The following June, at the festival in Asilomar, CA, Jim made perhaps his most important discoveries: Jerry Juhl and Frank Oz. With a second child on the way, Jane was stepping back from performing, and Jim was eager to find puppeteers to fill the void. Frank was still in high school so not available, but Jerry jumped at the opportunity and moved to Washington to work with Jim that August. Starting as a puppeteer, he quickly took on writing duties, an area where he would make his greatest contribution. Of the gradual change to writing exclusively, Juhl once quipped, “I did it for self-protection. . . I never rated much [as a puppeteer] – so I figured I’d better save my job by doing something else.”
In Jerry, Jim found an ideal collaborator. Their comic sensibilities and overall sense of decency matched well, and together they developed characters, stories and worlds. Jerry provided depth for Jim’s performances and chose the words to match Jim’s visual imagination. Together, they developed dozens of film and television ideas, co-writing dramas like The Cube, building relationships on Sesame Street, overseeing the anarchy of The Muppet Show, and collaborating on screenplays, specials, and live shows. When Jim wanted to create a show to teach peace and tolerance to children around the world, it was Jerry that he tapped to lead the development of Fraggle Rock.
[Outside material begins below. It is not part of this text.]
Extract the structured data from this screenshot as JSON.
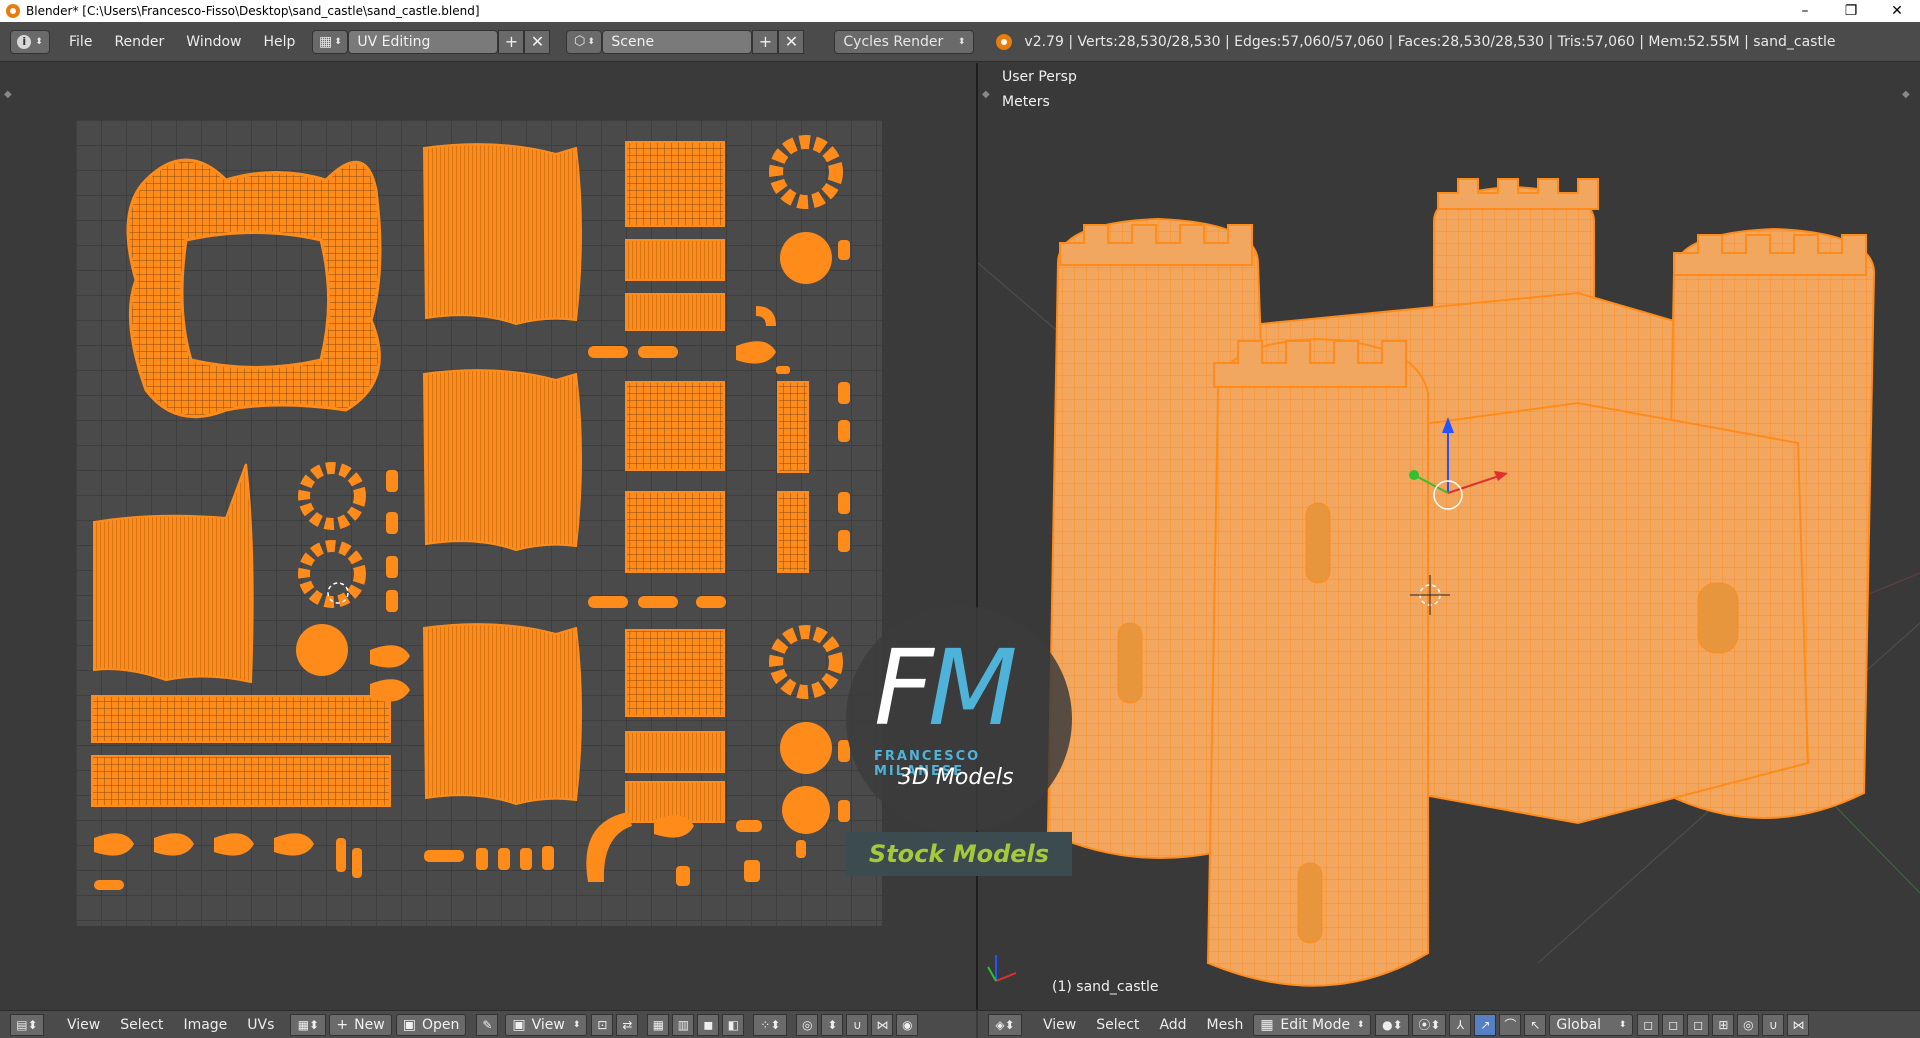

And after Jim’s passing in 1990, Jerry made sure the Muppets continued to speak their distinctive language of caring and comedy, bringing them into the 21st Century.